So what the heck is vadouvan?  It’s a curry blend with a European sensibility.  It is uber-trendy, but is relevant beyond the fashion.  It’s basically a curry powder that contains a dehydrated and ground combination of onions, shallots and garlic.  Tasting very much like the curry blend that it is, it nonetheless has a depth not found in the standard curry blend.

You can probably track vadouvan down at your local gourmet shop or spice merchant.  You can also pick it up online.  I got mine from the Spice House.  You can also make it at home with a minimum of fuss.  Easier still, you can approximate it.  Just use a good quality curry powder in the oil mixture and add a garlic clove and small minced shallot.

For the shrimp
20 medium/large thawed shrimp, preferably wild-caught

For the vadouvan oil
1 teaspoon kosher salt
1 tablespoon vadouvan
2 tablespoons extra-virgin olive oil

For the succotash
2 tablespoons butter
3-4 cups frozen corn kernels (about 1 pound)
3-4 cups hulled fava beans


Marinate the shrimp

  1. Light your grill.
  2. Drain and pat dry the shrimp.  I actually give mine a whirl in my salad spinner.
  3. Toss with the vadouvan oil to coat.

Make the succotash

  1. In a large skillet, melt the butter.
  2. Add the frozen corn and fava beans.  Cook just until warmed through.  Fava beans lose their chartreuse color and characteristic flavor when over cooked.  They become dark green, mushy and slightly gritty.  You really need only blanch them for one minute, hull them and then by the time the corn is warmed through, the favas are perfect.

First, a confession: I knew when I went for my manicure this morning that I'd be shooting fava beans. My salon had these new colors that were- I jest not- inspired by the new Shrek movie. I was amused. I picked a color to coordinate with my favas. Who else would coordinate their nail color with their dinner? On a serious note, I"m showing you how the thumb on my right hand just has to nick the hull of the fava.

Just a little pressure applied to the other side of the bean and they just pop right out of their hulls. How fun is that?

Grill the shrimp

  1. Toss the shrimp one more time to thoroughly coat them in oil.
  2. Place them on the grill and cook about 90 seconds each side, depending on how hot your grill is.

Off Script…

Add a chopped roasted red or orange bell peppers to the succotash.

Use dry scallops (Dry scallops are not treated with phosphates.  They won’t brown if they aren’t dry.) instead of shrimp.

Pan-sear the shrimp instead of grilling them.

Substitute edamame for the fava beans.


One Response to “Vadouvan Grilled Shrimp with Fava Bean Succotash”
  1. Martha Miller says:
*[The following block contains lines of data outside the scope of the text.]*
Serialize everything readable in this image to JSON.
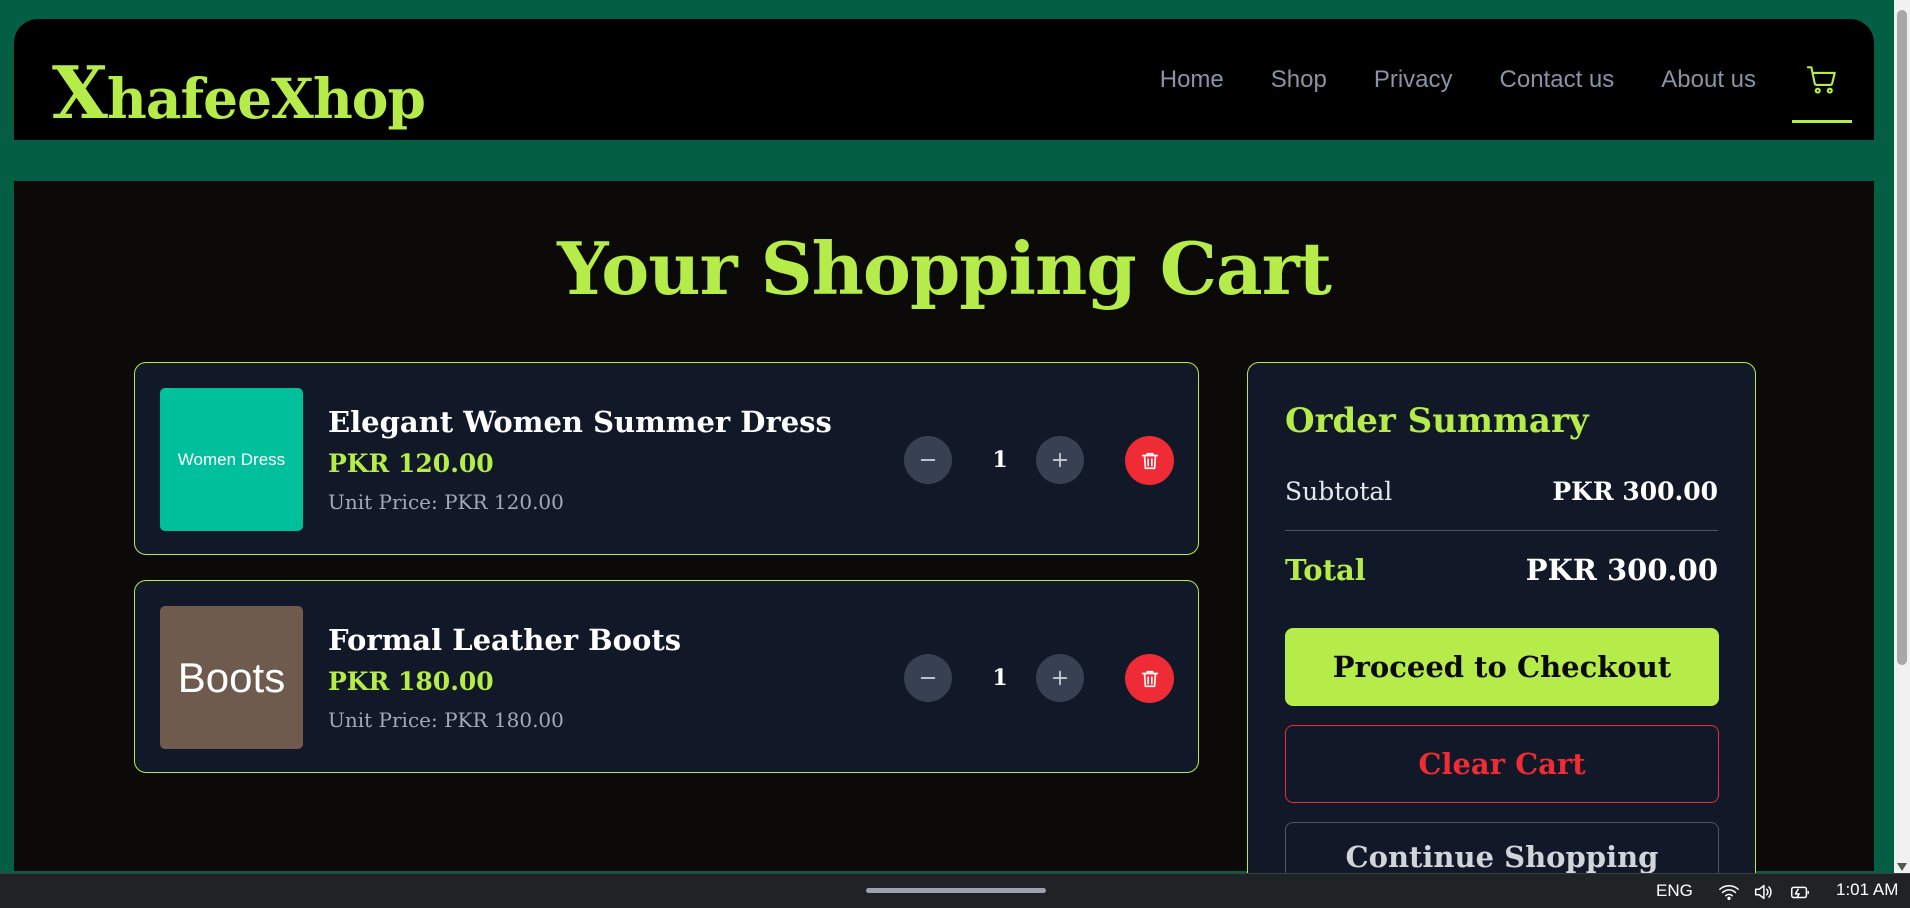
{
  "brand": {
    "logo_first": "X",
    "logo_rest": "hafeeXhop"
  },
  "nav": {
    "items": [
      "Home",
      "Shop",
      "Privacy",
      "Contact us",
      "About us"
    ]
  },
  "colors": {
    "accent": "#b6ec4a",
    "frame": "#035e43",
    "card": "#111827",
    "danger": "#ef2b35"
  },
  "page": {
    "title": "Your Shopping Cart"
  },
  "cart": {
    "items": [
      {
        "thumb_text": "Women Dress",
        "thumb_color": "#00c09c",
        "name": "Elegant Women Summer Dress",
        "price": "PKR 120.00",
        "unit": "Unit Price: PKR 120.00",
        "qty": "1"
      },
      {
        "thumb_text": "Boots",
        "thumb_color": "#6e5b4d",
        "name": "Formal Leather Boots",
        "price": "PKR 180.00",
        "unit": "Unit Price: PKR 180.00",
        "qty": "1"
      }
    ]
  },
  "summary": {
    "title": "Order Summary",
    "subtotal_label": "Subtotal",
    "subtotal_value": "PKR 300.00",
    "total_label": "Total",
    "total_value": "PKR 300.00",
    "checkout": "Proceed to Checkout",
    "clear": "Clear Cart",
    "continue": "Continue Shopping"
  },
  "taskbar": {
    "lang": "ENG",
    "time": "1:01 AM"
  },
  "icons": [
    "cart-icon",
    "minus-icon",
    "plus-icon",
    "trash-icon",
    "wifi-icon",
    "volume-icon",
    "battery-icon"
  ]
}
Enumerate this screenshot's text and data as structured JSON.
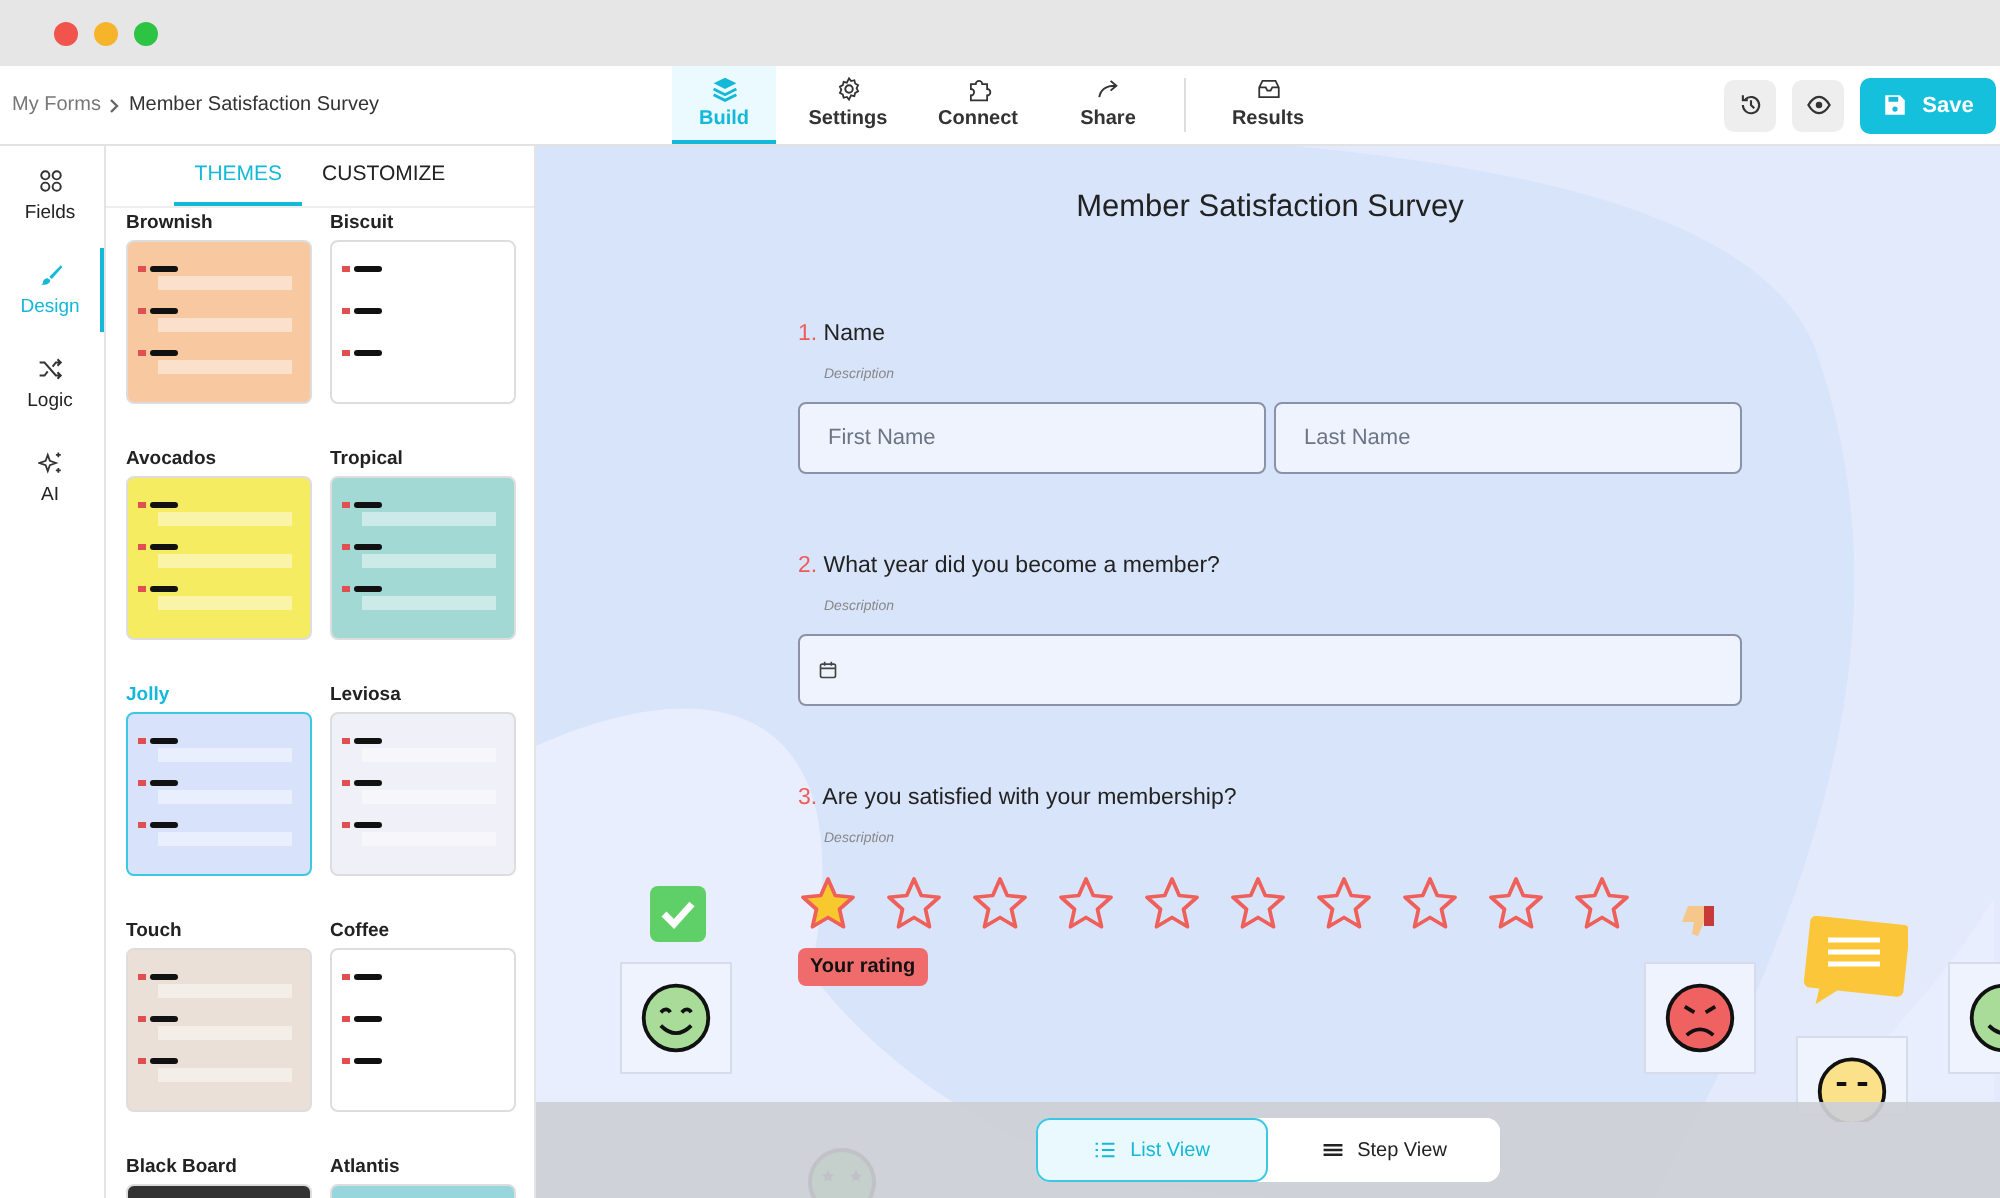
{
  "breadcrumb": {
    "parent": "My Forms",
    "current": "Member Satisfaction Survey"
  },
  "nav_tabs": [
    {
      "label": "Build",
      "selected": true
    },
    {
      "label": "Settings",
      "selected": false
    },
    {
      "label": "Connect",
      "selected": false
    },
    {
      "label": "Share",
      "selected": false
    },
    {
      "label": "Results",
      "selected": false
    }
  ],
  "save_button": "Save",
  "rail": [
    {
      "label": "Fields",
      "selected": false
    },
    {
      "label": "Design",
      "selected": true
    },
    {
      "label": "Logic",
      "selected": false
    },
    {
      "label": "AI",
      "selected": false
    }
  ],
  "panel_tabs": [
    {
      "label": "THEMES",
      "selected": true
    },
    {
      "label": "CUSTOMIZE",
      "selected": false
    }
  ],
  "themes": [
    {
      "name": "Brownish",
      "color": "#f8c8a0",
      "selected": false
    },
    {
      "name": "Biscuit",
      "color": "#ffffff",
      "selected": false
    },
    {
      "name": "Avocados",
      "color": "#f5ec62",
      "selected": false
    },
    {
      "name": "Tropical",
      "color": "#a3d9d4",
      "selected": false
    },
    {
      "name": "Jolly",
      "color": "#d8e2fa",
      "selected": true
    },
    {
      "name": "Leviosa",
      "color": "#f0f0f8",
      "selected": false
    },
    {
      "name": "Touch",
      "color": "#ebe0d8",
      "selected": false
    },
    {
      "name": "Coffee",
      "color": "#ffffff",
      "selected": false
    },
    {
      "name": "Black Board",
      "color": "#333333",
      "selected": false
    },
    {
      "name": "Atlantis",
      "color": "#98d6de",
      "selected": false
    }
  ],
  "form": {
    "title": "Member Satisfaction Survey",
    "questions": [
      {
        "number": "1.",
        "label": "Name",
        "description": "Description",
        "kind": "name",
        "fields": [
          {
            "placeholder": "First Name"
          },
          {
            "placeholder": "Last Name"
          }
        ]
      },
      {
        "number": "2.",
        "label": "What year did you become a member?",
        "description": "Description",
        "kind": "date"
      },
      {
        "number": "3.",
        "label": "Are you satisfied with your membership?",
        "description": "Description",
        "kind": "rating",
        "stars": 1,
        "tooltip": "Your rating"
      }
    ]
  },
  "view_toggle": [
    {
      "label": "List View",
      "selected": true
    },
    {
      "label": "Step View",
      "selected": false
    }
  ]
}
    Jill — You weren’t kidding about posting your the fava polish on the website. Gorgeous. Having a great time on your site. I’ll be back for more! Speaking of more … more thanks! Martha